October 3, 2015
Babylon 5: "The Very Long Night of Londo Mollari"
Londo Mollari (Peter Jurasik) suffers a sudden heart attack. While Dr Franklin (Richard Biggs) works around the clock to keep him alive, Londo finds himself in a surreal dream where he is forced to face his greatest fear - and to decide whether to live or die.
One thing to which J. Michael Straczynski has constantly returned throughout Babylon 5 is the dream sequence. He can't get enough of them, with characters regularly experiencing visions, hallucinations, dreams and other strange, deliberately symbolic and weird scenes. I think here he goes for the most ambitious dream of all, putting almost the entirety of the episode inside Londo's head.
I am utterly sick of it. This lengthy dream sequence has precisely two positive things going for it, which is - rather predictably - Peter Jurasik and Andreas Katsulas as Londo and G'Kar. Everything beyond their performances is a tedious barrage of unbridled pomposity - all sound and fury with no real point, message or originality. If one was to create a parody of a lengthy Hollywood dream sequence, they could conceivably create this episode. It's an eye-rolling exercise in testing its audience's patience.

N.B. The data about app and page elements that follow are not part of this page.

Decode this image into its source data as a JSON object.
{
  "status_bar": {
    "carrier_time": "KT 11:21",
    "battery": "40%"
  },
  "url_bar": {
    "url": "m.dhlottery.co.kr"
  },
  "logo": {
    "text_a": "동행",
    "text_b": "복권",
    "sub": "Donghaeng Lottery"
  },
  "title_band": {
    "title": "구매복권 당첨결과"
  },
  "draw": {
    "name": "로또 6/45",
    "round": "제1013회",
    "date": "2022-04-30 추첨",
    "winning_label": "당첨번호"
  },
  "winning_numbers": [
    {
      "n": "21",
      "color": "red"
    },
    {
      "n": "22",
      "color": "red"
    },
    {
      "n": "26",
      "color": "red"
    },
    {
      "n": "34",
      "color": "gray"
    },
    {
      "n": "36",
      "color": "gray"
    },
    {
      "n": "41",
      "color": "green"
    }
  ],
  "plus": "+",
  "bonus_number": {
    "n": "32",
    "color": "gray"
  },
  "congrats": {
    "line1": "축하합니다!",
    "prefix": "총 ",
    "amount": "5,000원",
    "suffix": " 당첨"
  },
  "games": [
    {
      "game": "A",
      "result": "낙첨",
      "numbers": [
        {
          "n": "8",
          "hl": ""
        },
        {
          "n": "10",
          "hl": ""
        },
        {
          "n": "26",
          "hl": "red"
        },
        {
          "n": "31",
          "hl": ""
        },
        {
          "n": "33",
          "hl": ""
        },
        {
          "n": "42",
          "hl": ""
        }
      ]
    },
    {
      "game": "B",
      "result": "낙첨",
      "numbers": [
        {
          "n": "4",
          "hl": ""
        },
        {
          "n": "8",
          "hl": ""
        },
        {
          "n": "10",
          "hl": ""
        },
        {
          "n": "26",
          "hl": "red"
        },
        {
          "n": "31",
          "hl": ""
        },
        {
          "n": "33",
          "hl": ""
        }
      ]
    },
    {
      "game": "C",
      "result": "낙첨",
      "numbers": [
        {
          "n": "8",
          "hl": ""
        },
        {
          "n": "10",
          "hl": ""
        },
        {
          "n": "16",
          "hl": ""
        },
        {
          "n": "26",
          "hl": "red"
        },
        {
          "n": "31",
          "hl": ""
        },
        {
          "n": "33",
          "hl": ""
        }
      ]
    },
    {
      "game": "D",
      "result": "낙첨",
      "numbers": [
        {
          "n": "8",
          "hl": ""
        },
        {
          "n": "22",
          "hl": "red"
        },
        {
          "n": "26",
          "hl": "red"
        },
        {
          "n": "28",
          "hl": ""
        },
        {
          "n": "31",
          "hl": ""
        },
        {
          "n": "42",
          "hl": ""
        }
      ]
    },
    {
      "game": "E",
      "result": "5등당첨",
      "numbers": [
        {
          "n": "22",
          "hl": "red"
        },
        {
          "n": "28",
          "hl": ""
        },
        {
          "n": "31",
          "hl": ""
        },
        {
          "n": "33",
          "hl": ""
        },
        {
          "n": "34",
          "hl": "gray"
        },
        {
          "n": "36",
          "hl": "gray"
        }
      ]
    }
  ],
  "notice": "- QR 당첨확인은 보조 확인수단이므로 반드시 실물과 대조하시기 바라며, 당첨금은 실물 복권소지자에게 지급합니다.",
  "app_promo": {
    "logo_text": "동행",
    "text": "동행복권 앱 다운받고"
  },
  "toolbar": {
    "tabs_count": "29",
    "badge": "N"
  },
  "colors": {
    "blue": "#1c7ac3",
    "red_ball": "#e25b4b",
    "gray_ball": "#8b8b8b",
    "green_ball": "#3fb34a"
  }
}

There are only so many prolonged conversations with dream representations of other characters that a viewer can take. The climax of the Shadow War descended into this kind of silliness. It seems to have been a general trend for SF television at the time, since well before Straczynski started playing with the format Star Trek: Deep Space Nine had made it the manner in which the mysterious Wormhole Aliens communicated with the series characters. To be honest the technique has never worked for me as a viewer, and rarely fails to irritate.
The core of the episode is, of course, Londo finally apologising to G'Kar for everything his actions put both G'Kar and the Narn through. It's a lovely moment when the waking Londo whispers it to G'Kar from across the operating theatre, but it's also a shame that a proper conversation between the two men couldn't have occurred when both were present and awake. There is some genuinely insightful dialogue here - particularly the dream G'Kar's insistence that standing by and not speaking against injustice is almost as bad as the injustice itself - but in every case it's dialogue that would have been better served by the actual characters having it out in a room.
A brief subplot sees Lennier (Bill Mumy) resign as Delenn's aide to become a ranger on Minbar. He's leaving because he loves Delenn (Mira Furlan) and she loves Sheridan (Bruce Boxleitner). It's a pretty appalling development for the character, to be honest, that weakens what had previously been a firmly established sense of duty and resolve. The love triangle screams for Sheridan and Lennier to sit down and talk it through, but for whatever reason Straczynski chooses to let a heart-broken Lennier leave without a proper heartfelt exchange with either Sheridan or Delenn. He does get a beautiful farewell with Vir (Stephen Furst), which is probably the episode's best scene.
This is clearly a "bottle" show, using standing sets and the main cast to tell a story as inexpensively as possible. There are good ways and bad ways to make these kinds of episodes; sadly "The Very Long Night of Londo Mollari" does it the bad way. Two episodes into Season 5, and I'm still waiting for one that's good.